to write a review

Pete Thelen (Expose.org)

"Every cut on this disc is a winner."
"Jay Graboski has been a mover and shaker in the Baltimore area music scene since the very early 1970s, playing in numerous different bands over the years, and what Steps attempts to do is catalog his involvement in all these different bands and projects in reverse chronological order, from 2019 all the way back to 1971. Most readers will know him from his main gig as a member of OHO, an on again off again band that has, over the years gone through a lot of different phases, beginning as a trio (before Graboski’s involvement) then as a five-piece in 1974, morphing from psychedelic rock to progressive to an 80s sounding new wavish outfit to a female fronted folk-rock entity and much more, across ten full-length albums and an EP plus a couple singles, and samples of nearly all those releases are included here (eight OHO tracks including a couple from the impossible-to-find Rocktronics EP from 1984). But this should not be considered a “best of OHO” album, as there are 22 tracks total across this 79+ minute disc, and the larger portion of the cuts involve other groupings and projects in which Graboski has been involved: Grok (1973 and 2014), Little Hans (1971-72), El Sledge(+) (2012), The Weaszels (1991), Unyflow (1979), Dark Side (1978), Saint Joseph’s Ass (1995), Lunar Merchant (1994), Food For Worms (early 198-s), and Trixy & The Testones (1978). Did I miss any? Almost everything here has been previously released at some point, but many are on vinyl artifacts (singles, EPs, albums) that one might spend a lifetime trying to track down, and some of these tracks like Lunar Merchant’s “Slag” don’t appear to have ever been released in any form. Overall, this is a pretty exciting ride back through the wayback machine, every track was hand picked from what Graboski feels are the high points of his long and storied career. I can’t disagree, in fact every cut on this disc is a winner, and even though I was familiar with a few of those other non-OHO bands, most I had never heard before. There are so many highlights but I have to single out a few: The Little Hans track “Laotian Craters” (1971) from their album Wunderkind stands out as a real gem of Graboski’s pre-OHO work. The Weaszels track “As Good As It Gets” has a bit of that early Tom Petty style jangle with great harmony vocals, and of course there’s Trixy & The Testones cover of the Freddy Cannon hit “Palisades Park,” released only as a single, injecting a solid measure of punk energy into the original. Also have to mention the rare photos of all these bands (including all the different iterations of OHO) and an exhaustive listing of all 44 musicians that contributed to these cuts."

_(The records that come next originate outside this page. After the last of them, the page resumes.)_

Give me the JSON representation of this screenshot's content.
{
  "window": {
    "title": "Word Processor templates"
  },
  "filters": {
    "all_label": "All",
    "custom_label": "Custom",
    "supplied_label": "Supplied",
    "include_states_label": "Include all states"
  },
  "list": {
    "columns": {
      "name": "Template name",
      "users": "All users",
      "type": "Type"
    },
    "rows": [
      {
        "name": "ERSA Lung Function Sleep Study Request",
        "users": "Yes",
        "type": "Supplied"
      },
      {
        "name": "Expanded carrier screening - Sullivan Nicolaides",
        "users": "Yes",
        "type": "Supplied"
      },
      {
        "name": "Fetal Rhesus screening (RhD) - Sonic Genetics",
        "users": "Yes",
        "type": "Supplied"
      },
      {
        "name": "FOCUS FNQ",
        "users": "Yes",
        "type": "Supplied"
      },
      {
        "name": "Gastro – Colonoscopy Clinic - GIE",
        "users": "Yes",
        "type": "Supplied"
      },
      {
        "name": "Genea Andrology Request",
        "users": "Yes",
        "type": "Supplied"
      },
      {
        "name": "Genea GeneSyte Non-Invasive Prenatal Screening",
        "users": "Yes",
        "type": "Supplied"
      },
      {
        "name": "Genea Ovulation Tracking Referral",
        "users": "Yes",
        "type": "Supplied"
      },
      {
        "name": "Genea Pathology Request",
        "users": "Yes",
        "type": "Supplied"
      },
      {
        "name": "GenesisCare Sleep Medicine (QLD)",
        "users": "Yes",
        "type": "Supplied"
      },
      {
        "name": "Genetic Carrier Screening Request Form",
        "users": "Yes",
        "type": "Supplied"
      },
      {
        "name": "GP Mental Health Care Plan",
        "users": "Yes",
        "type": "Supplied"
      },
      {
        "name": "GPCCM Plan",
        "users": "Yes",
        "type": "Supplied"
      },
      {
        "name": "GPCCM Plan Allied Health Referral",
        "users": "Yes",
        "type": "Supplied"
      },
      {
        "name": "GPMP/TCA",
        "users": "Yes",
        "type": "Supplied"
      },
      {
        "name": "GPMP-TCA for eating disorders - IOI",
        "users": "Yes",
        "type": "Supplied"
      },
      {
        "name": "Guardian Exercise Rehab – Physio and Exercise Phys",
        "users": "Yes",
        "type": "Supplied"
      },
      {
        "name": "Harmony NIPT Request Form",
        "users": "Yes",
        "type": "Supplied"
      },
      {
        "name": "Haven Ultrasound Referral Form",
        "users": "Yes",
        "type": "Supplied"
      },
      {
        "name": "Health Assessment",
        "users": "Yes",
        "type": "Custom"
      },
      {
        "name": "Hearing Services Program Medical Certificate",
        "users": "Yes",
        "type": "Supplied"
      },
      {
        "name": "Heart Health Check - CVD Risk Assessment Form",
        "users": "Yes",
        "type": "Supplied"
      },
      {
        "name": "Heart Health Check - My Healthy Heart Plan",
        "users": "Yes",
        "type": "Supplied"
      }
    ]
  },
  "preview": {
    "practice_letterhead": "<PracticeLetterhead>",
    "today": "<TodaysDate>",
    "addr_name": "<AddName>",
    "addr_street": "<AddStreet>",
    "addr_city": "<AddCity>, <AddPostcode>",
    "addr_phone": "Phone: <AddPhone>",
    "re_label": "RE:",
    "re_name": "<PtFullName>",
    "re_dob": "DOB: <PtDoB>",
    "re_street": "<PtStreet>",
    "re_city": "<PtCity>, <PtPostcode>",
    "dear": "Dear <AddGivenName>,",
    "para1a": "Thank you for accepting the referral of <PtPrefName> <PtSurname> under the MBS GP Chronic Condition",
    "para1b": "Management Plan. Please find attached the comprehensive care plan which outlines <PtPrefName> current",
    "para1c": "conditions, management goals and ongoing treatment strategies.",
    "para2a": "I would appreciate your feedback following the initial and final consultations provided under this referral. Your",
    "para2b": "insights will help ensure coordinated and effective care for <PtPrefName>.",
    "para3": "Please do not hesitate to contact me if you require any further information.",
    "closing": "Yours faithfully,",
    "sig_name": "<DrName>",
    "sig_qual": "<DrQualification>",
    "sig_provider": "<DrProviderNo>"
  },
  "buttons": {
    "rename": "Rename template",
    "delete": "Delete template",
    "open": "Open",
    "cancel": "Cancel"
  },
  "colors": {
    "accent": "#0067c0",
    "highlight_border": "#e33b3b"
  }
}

"What a blast!"
What a blast, on so may levels. Very nice package. What a long, strange trip it has been.

Warren Barker (Progression magazine)

"What a great trip through the past."
I enjoyed every cut...some more than when they were released! Since I'm turning into an old softie, this disc gave me a rare warm and comforting feeling. I REALLY want to thank you for that.